■ Source records
........
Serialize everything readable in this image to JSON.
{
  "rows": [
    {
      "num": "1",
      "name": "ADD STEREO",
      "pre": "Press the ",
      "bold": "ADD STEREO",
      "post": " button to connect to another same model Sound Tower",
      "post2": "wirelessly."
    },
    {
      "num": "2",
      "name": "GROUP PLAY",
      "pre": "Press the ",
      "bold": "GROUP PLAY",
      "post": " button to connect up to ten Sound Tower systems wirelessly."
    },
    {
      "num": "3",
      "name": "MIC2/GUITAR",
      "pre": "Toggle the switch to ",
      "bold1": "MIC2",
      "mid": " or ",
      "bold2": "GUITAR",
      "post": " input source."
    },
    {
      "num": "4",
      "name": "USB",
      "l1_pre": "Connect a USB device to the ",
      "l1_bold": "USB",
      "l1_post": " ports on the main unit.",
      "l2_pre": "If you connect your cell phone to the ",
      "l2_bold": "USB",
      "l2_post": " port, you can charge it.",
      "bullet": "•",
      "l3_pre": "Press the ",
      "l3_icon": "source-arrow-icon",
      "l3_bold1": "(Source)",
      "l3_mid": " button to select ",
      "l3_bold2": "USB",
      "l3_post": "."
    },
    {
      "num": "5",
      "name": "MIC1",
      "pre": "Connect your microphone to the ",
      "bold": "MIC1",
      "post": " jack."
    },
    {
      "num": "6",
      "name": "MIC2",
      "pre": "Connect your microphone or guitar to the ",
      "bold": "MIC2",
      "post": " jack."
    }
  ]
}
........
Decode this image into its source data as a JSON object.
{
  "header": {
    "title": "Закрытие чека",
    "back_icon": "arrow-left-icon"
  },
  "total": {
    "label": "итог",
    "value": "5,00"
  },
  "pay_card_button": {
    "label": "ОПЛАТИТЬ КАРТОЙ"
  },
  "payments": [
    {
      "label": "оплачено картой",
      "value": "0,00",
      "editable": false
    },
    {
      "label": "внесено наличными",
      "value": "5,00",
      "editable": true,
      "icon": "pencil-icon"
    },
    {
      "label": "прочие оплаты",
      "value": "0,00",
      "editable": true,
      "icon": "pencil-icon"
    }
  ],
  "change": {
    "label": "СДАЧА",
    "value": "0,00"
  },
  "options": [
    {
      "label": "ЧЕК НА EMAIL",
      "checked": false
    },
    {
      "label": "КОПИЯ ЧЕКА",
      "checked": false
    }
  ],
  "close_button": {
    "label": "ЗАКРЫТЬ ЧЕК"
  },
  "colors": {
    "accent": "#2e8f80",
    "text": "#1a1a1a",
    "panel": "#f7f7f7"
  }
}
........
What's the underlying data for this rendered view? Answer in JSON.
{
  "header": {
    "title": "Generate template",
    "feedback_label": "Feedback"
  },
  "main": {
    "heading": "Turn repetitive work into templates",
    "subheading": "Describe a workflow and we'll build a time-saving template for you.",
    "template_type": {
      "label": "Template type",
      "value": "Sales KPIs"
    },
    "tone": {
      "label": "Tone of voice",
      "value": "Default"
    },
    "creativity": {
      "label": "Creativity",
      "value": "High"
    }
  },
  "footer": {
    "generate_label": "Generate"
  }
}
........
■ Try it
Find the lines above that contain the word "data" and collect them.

■ Answer to this task
Decode this image into its source data as a JSON object.
What's the underlying data for this rendered view? Answer in JSON.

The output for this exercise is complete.